- _The task_
Look through the data that follows and say how many of its lines contain "username", giving the number only.
─── Data records
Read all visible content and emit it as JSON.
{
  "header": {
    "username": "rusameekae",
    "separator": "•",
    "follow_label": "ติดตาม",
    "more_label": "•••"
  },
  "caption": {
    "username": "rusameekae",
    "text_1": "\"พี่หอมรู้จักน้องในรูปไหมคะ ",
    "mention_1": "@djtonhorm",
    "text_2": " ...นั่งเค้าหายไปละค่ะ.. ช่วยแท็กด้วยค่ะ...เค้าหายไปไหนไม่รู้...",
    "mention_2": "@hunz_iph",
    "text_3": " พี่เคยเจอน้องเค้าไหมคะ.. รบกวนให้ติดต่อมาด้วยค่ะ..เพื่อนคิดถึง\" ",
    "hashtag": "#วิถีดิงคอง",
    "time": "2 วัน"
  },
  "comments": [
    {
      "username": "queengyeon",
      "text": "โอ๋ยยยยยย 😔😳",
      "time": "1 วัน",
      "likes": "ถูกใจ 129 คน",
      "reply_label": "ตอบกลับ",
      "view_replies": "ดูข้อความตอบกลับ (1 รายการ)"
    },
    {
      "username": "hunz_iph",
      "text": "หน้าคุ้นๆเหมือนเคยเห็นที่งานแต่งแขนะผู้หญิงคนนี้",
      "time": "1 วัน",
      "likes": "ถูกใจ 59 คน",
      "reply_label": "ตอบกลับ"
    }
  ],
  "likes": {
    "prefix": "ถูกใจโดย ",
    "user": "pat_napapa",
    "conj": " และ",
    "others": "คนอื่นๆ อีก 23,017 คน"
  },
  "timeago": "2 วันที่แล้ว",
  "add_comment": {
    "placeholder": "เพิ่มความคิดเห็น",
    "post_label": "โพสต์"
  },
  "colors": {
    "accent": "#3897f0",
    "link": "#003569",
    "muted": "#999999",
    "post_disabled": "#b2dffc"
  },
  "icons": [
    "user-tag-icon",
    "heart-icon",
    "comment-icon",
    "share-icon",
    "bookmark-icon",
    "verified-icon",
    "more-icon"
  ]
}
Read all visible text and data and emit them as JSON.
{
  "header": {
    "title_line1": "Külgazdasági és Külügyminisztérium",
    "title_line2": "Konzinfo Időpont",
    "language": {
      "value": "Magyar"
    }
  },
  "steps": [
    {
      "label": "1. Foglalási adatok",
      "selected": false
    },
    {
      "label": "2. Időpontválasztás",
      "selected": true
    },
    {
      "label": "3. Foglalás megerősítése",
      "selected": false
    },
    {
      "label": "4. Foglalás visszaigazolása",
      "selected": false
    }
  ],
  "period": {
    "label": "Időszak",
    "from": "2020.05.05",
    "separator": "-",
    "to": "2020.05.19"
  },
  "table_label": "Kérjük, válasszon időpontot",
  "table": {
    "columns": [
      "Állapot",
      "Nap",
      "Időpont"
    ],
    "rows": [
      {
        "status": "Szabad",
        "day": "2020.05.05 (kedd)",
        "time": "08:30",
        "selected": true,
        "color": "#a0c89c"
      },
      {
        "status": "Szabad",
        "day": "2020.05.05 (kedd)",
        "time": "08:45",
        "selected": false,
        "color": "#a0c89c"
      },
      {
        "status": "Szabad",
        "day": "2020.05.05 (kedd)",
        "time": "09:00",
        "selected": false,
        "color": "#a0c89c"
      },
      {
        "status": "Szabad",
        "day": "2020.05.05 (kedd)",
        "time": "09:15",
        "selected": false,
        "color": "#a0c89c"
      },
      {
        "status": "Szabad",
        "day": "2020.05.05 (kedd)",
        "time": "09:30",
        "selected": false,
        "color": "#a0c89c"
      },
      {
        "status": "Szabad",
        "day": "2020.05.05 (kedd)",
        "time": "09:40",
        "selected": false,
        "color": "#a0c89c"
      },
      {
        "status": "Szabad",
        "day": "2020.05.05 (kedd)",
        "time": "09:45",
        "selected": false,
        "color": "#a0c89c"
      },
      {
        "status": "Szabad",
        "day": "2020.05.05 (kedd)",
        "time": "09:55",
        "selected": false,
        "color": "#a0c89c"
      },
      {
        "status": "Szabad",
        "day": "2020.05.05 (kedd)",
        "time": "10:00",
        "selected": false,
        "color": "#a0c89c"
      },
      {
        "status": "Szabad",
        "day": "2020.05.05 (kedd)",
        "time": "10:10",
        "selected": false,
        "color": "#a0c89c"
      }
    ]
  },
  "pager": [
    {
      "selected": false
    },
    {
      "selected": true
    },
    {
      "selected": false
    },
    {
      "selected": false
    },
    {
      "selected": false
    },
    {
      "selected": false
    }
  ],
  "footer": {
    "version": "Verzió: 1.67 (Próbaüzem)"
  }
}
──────
- _Reply to the exercise_
4